There has been an awful sense of implosion combined with the bizarre - another court decision that ruled against the filing of a writ of habeas corpus on behalf of some students (turned down); a Covid denier who accompanied a couple of students fleeing the hotel; a number of students whose whereabouts were unknown.

“Without precedent”. This was apparently how the national government delegation described the behaviour of students at the Palma Bellver Covid hotel. Where has the delegation been for the past God knows how many years? Agreed, you are likely to get rebellion from young people banged up in a hotel who thought they had come to Mallorca for a holiday, but is the delegation unaware of behaviour in the past that owes nothing to Covid? It would appear so.

The delegation’s observation coincided with another meeting of relevant authorities prior to the arrival of 300 Guardia Civil and National Police officers on the island for ‘Operation Summer’. The security forces’ cavalry will be deployed in battling against tourism of excesses, and yet all the while this has been going on without any contribution from British or German holidaymakers.

Over the past few days I have felt concerned, horrified and angered. The feeling that everything is imploding stems from what has been a chapter of contributory disasters, and these start with a failure by various authorities - regional governments - to have stepped in and prevented the student trips going ahead. Everything that has happened, and this includes the eventual intervention of the courts, is as the result of trips that could only have ended up one way.

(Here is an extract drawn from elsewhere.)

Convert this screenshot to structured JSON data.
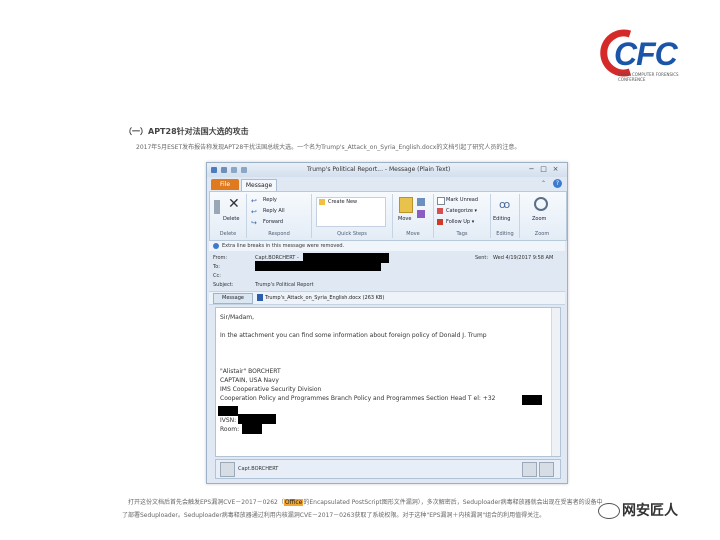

The chain of error and irresponsibility goes back to the source, compounded by failures at every link. When passivity by the authorities finally became assertiveness and manifested itself in the form of isolation of students, it was discovered - by the courts - that this in itself was an error.

The feeling of implosion also arises because of powerlessness. This is all inflicted on Mallorca without anyone acting to stop it. Oh yes, they talk the tourism of excesses game, but we all know that this has other targets. But do we now face possible repeats of the fiasco? Groups of tourists placed in Covid hotel isolation but then challenging this on the basis that close contacts have not been proven? Precedented. The courts have spoken.

We have to have our freedoms back, though. We do indeed, and quite rightly so. But there are freedoms and there are free-for-alls, when the remaining measures are subject to total disregard. The government’s isolation of the majority of the students was - the courts say - for a reason that was not proven. Otherwise, much has been proven. Relaxation of measures doesn’t mean some form of post-Covid touristic utopia (or whatever other clap-trap is spoken). It is a reversion to pre-Covid with all the faults this implies, but with one very important difference. The virus. It ain’t going away. It is in fact moving. To the courts.